How do you cut down a child’s screen time (and your own) in a post-pandemic world as things slowly return to “normal”?
There is legitimate cause for concern. The move to online school combined with parents’ need to occupy their children while they work from home has led to staggering increases in the use of devices among children. According to Statista, the number of children that spend four or more hours daily using electronic devices has jumped from 23% to 44%. Kids ages 5-17 years old showed the most significant spikes in usage.
While this is not totally unexpected because of the increased necessity for online activity with both school and socializing, it begs the question: How can kids and parents recreate a healthy balance with screen time as we move out of the pandemic?
Not All Screen Time Is Created Equal
What many parents have learned through this pandemic is that not all screen time is bad. According to Axios, the majority of parents (62%) now see how devices can be used as educational tools. As families transition back to less online activity, it’s important to note and classify device use. For instance, most parents view their children listening to music or podcasts differently than viewing videos or playing games. Helping kids be more discerning about what they’re utilizing devices for can help parents navigate the transition back to less screen time.
“I think it is vitally important to help children—at any age distinguish between screen time for education/learning and screen time just for fun,” Gloria DeGaetano, Founder and CEO of the Parent Coaching Institute and author of Parenting Well in a Media Age tells Parentology. “We all like to veg out once in a while, —with mindless entertainment that gives our brains a rest. For instance, watching a great movie together on a Friday night as a family can be an intentional restorative practice from the stresses of the week.”
According to DeGaetano, verbally stating the purpose of the viewing experience can help kids understand that we use screens for various reasons.
How to Cut Down a Child’s Screen Time

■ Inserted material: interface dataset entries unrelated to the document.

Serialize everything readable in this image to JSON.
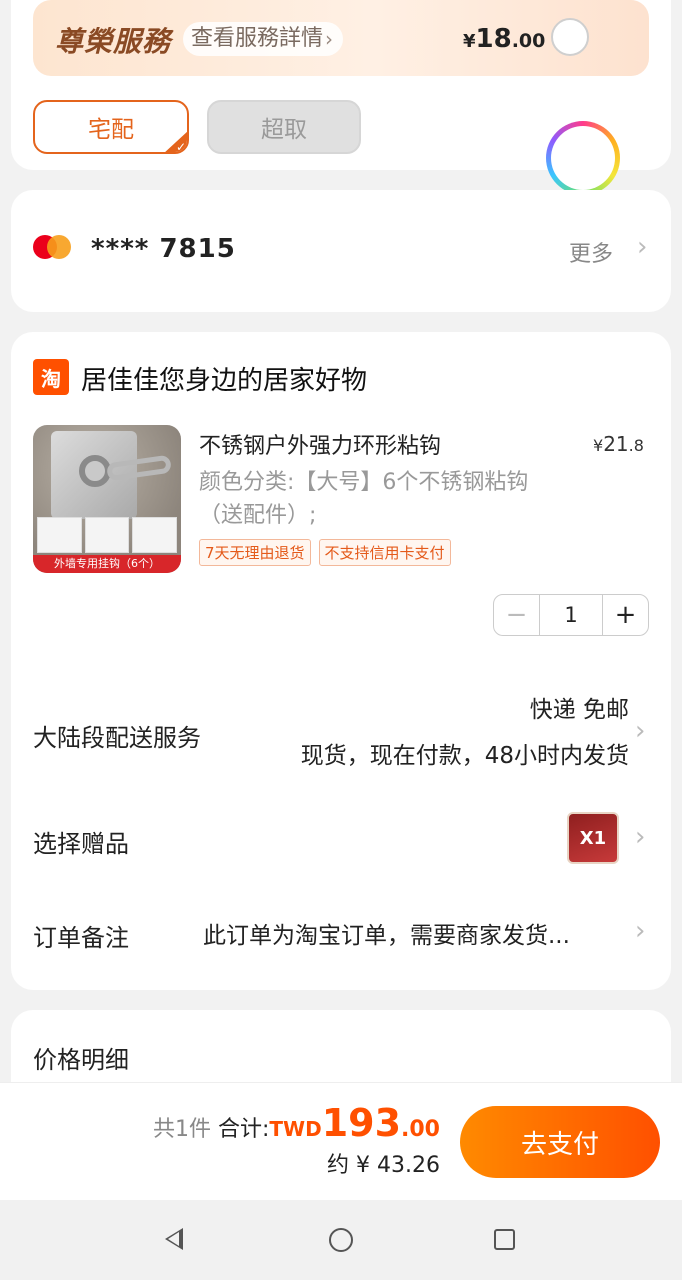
{
  "service": {
    "title": "尊榮服務",
    "link": "查看服務詳情",
    "price_currency": "¥",
    "price_int": "18",
    "price_dec": ".00"
  },
  "delivery": {
    "options": [
      "宅配",
      "超取"
    ],
    "selected": "宅配"
  },
  "payment": {
    "card_number": "**** 7815",
    "more": "更多"
  },
  "shop": {
    "logo_text": "淘",
    "name": "居佳佳您身边的居家好物"
  },
  "product": {
    "title": "不锈钢户外强力环形粘钩",
    "price_currency": "¥",
    "price_int": "21",
    "price_dec": ".8",
    "sku": "颜色分类:【大号】6个不锈钢粘钩（送配件）;",
    "image_caption": "外墙专用挂钩（6个）",
    "tags": [
      "7天无理由退货",
      "不支持信用卡支付"
    ],
    "quantity": "1"
  },
  "shipping": {
    "label": "大陆段配送服务",
    "method": "快递 免邮",
    "detail": "现货，现在付款，48小时内发货"
  },
  "gift": {
    "label": "选择赠品",
    "count": "X1"
  },
  "note": {
    "label": "订单备注",
    "text": "此订单为淘宝订单，需要商家发货..."
  },
  "price_detail": {
    "title": "价格明细"
  },
  "total": {
    "count_text": "共1件",
    "label": "合计:",
    "currency": "TWD",
    "amount_int": "193",
    "amount_dec": ".00",
    "approx": "约 ¥ 43.26"
  },
  "pay_button": "去支付",
  "colors": {
    "accent": "#ff5000",
    "delivery_selected": "#e4641c"
  }
}
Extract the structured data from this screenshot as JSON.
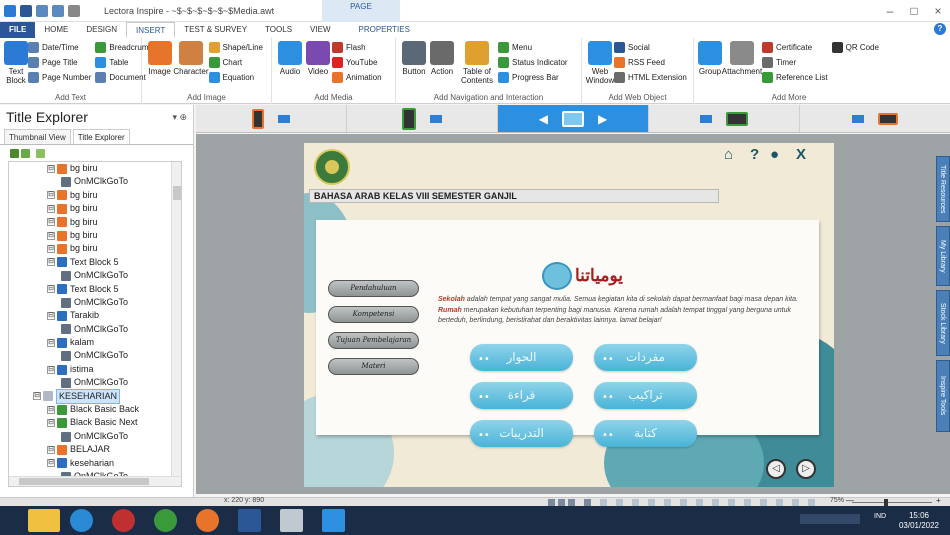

As kids return to in-person school some daily screen time usage should decrease. However, social media apps like TikTok and Instagram along with entertainment apps like YouTube and Netflix will most likely still be heavily used. The key is to talk to children about the “how” and “why” of their device use.
DeGaetano suggests talking to kids about how to understand and prioritize the use of their devices and encourages parents to lead by example.
“If we intentionally note the reason we use our screen—’I need to text my boss. I will be with you in 3 minutes.’ Or, ‘I love this app because it challenges my spatial abilities.’ Or ‘I find myself searching social media to connect with something familiar when I’m worried.’ — that shows kids that they can do the same,” she explains. “We can ask them specific questions to that effect and put screens in their proper place—as a tool we choose to use in various ways for various purposes. There’s then no need to demonize screens or fear them when we help our kids use them intentionally in age-appropriate ways for both learning and for fun.”
While this will be another transition for many kids and parents, the key is patience and communication. Parents cannot expect kids to cut their device use in half overnight, but it is important that they lay the groundwork for sensible boundaries.
DeGaetano cautions that those boundaries are not only for protecting kids from online content but to ensure their development. “I want parents to understand the critical nature of brain development—the absolute necessity of physical movement and play in 3-D reality,” she says. She suggests the following:
- No screens for babies and toddlers.
- 20 minutes daily for a 3-year-old.
- 1 hour is enough for 4-5 year-olds.
For older children, “If they have more time for screen Zoom learning, then it’s vitally important parents find other means to help the child learn and explore in 3-D reality when Zoom time is over,” DeGaetano says. “Brains need bodies that move. Get children moving. Their brains will respond and grow accordingly.”